“We know that there is a lot of misinformation circulating about the Good Samaritan law," she said. "This has been an ongoing problem for several years. In 2017, we even created and distributed tens of thousands of wallet-sized cards to try to help people understand when they are actually protected by this law."
Butler-McPhee is calling for decriminalization of drug possession.
Meanwhile, the OPP launched its own information campaign both internally and to the general public. That included a series of videos posted monthly to social media sites.
There was also a four-week campaign centring on the protection provided by the Act that was done in partnership with Cineplex Media. A 30-second video played during pre-show content in more than 162 Cineplex theatre locations across Canada.
Partnerships with pharmacies, organizations involved in drugs and substance abuse as well as post-secondary institutions were created to help get the word out.

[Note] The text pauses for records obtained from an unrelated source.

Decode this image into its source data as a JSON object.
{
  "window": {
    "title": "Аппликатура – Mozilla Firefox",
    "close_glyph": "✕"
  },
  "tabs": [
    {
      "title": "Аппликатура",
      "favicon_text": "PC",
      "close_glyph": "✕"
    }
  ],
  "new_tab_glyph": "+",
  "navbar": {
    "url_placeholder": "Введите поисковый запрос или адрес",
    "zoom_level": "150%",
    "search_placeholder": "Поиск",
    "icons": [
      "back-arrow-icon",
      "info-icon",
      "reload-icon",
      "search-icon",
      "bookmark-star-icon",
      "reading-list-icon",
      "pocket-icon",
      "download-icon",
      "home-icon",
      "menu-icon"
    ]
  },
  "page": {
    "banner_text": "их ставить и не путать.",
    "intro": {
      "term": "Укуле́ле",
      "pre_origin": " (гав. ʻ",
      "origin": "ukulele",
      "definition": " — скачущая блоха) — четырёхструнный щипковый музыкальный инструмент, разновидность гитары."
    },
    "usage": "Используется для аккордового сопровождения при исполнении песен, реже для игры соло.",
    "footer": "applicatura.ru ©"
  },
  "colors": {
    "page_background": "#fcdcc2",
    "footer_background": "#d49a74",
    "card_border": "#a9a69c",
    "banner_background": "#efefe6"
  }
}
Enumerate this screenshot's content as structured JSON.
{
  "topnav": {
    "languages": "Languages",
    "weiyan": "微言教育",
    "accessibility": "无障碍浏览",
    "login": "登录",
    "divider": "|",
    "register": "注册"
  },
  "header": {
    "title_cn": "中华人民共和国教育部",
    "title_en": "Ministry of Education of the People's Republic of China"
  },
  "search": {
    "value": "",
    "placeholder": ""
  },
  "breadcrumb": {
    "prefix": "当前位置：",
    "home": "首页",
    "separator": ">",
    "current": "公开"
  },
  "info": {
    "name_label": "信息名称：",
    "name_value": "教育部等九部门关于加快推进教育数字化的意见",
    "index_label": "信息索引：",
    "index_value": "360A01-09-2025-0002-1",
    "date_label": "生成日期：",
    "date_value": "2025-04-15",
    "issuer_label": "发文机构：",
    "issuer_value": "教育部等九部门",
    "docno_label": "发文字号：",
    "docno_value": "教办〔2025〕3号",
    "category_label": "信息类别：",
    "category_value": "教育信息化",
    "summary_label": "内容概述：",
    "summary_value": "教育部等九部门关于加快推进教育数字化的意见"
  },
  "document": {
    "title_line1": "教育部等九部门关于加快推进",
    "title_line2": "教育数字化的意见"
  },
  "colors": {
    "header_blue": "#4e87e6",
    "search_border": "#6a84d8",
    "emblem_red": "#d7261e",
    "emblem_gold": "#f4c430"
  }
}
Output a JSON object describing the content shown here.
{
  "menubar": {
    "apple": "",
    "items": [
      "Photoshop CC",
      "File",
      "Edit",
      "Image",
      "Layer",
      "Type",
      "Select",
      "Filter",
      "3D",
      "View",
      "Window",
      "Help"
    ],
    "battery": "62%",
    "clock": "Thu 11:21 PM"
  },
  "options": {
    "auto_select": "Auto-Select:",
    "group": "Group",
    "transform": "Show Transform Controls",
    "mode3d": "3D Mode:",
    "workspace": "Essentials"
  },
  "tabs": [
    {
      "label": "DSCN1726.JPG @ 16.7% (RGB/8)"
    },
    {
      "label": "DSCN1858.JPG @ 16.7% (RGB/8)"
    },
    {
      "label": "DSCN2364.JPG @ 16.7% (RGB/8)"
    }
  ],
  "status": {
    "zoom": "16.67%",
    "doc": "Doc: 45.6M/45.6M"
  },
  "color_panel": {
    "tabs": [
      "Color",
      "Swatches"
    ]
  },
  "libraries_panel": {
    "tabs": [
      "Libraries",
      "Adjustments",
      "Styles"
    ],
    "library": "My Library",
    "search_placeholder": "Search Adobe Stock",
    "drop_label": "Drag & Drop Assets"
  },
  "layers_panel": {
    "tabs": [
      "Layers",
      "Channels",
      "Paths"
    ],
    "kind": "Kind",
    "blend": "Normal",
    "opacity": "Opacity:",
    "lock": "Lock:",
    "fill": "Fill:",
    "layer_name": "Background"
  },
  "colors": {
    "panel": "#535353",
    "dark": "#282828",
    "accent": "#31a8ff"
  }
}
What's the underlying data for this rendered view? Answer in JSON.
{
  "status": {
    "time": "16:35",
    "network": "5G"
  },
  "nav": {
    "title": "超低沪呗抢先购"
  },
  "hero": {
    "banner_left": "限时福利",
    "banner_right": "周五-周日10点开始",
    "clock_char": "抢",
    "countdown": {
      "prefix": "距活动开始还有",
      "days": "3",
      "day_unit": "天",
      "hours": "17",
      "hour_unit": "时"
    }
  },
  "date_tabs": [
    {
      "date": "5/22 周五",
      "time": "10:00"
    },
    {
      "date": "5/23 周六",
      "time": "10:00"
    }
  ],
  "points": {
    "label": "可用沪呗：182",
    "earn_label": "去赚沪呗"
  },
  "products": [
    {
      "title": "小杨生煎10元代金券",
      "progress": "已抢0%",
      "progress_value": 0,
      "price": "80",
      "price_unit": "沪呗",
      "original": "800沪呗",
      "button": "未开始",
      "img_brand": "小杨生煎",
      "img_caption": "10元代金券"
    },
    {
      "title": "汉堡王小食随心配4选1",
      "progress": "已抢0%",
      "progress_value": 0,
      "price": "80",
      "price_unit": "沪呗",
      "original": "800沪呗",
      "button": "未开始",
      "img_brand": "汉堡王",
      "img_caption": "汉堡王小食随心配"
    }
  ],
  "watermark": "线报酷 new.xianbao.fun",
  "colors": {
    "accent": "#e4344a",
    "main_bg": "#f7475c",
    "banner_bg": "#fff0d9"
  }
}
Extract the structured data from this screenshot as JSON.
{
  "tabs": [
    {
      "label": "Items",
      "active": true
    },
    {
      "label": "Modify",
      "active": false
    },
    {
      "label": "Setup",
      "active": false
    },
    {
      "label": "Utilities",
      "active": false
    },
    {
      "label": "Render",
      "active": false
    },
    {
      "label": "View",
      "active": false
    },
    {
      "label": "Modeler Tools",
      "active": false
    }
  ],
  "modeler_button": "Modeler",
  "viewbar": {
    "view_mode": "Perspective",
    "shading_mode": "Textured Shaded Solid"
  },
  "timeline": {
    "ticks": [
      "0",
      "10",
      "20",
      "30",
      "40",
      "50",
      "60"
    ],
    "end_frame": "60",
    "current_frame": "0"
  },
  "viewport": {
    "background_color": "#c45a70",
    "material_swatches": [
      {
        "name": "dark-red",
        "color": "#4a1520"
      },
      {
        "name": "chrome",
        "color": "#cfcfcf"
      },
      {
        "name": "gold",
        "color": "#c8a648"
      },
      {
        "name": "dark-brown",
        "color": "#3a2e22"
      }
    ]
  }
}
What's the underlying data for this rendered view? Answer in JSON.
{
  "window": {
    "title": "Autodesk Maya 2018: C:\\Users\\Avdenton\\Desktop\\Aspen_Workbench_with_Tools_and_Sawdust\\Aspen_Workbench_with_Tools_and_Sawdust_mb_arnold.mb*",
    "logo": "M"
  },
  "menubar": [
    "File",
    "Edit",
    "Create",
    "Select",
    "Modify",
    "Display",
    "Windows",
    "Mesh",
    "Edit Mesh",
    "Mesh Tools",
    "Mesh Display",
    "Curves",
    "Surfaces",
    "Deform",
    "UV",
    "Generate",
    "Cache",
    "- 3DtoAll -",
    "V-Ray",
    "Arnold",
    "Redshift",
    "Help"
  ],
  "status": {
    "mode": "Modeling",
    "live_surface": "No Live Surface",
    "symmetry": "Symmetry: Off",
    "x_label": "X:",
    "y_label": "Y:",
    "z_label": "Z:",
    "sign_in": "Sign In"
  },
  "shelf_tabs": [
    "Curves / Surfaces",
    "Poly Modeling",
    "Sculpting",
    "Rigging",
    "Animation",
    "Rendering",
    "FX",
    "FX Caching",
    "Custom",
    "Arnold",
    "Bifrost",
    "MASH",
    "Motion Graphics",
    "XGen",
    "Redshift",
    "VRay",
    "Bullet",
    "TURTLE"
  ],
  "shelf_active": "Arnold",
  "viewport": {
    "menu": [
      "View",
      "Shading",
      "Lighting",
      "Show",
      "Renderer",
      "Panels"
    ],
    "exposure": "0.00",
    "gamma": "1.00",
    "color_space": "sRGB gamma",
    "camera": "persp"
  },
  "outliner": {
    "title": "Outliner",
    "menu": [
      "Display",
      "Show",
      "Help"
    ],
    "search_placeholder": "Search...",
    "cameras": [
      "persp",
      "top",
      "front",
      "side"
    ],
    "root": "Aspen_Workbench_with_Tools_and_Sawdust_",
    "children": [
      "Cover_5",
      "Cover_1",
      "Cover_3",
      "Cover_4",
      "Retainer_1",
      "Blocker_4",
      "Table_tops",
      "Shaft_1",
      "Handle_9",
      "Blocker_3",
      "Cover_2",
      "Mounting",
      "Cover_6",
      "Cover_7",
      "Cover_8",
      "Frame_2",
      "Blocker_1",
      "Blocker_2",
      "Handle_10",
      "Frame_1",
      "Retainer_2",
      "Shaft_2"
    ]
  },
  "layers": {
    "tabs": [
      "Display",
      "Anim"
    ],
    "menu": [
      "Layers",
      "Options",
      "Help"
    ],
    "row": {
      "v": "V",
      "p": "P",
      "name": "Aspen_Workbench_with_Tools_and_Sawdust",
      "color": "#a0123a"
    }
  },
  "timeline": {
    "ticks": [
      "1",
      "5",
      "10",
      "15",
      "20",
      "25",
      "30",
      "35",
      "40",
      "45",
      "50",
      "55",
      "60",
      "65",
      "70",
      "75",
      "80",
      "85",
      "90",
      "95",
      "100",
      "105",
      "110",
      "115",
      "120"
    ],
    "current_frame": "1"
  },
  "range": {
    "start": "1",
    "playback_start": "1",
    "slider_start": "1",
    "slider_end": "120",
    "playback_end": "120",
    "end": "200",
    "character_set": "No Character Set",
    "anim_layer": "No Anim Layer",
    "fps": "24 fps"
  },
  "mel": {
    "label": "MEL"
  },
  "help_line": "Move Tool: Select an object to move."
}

Christine Padaric conducted her own communications campaign over the years as well, which included presenting to students where her son once went to high school in Elmira, Ont. Her son, Austin, was 17 when he overdosed on April 5, 2013 after another man crushed morphine pills for the teen to snort.
And although several people were on hand, no one sought help until seven hours after Austin first went into distress.
After the man who crushed the pills pleaded guilty to manslaughter in 2016, receiving a sentence of two years less a day, Christine became involved in a national campaign to introduce the amendment to the Good Samaritan Act to encourage people to call for help when there’s an overdose.
But she knew that even with the legislative change, more needed to be done, so she set out to put the word out in the Waterloo area, pairing up with a harm reduction public health nurse to tell high school students about substance use, including the importance of calling for help.
That initiative continued for several years, but eventually came to an end. Since then, the widespread availability of naloxone has been a game-changer, Padaraic said. But she sees the ongoing need for public awareness about the relatively new protections offered through the legislation.
“People just don’t know about it, so there’s still a stigma around calling police. It’s a scary thing, they’re going to get arrested, ‘my parents are going to find out’,” said Padaric. “It’s getting beyond that.”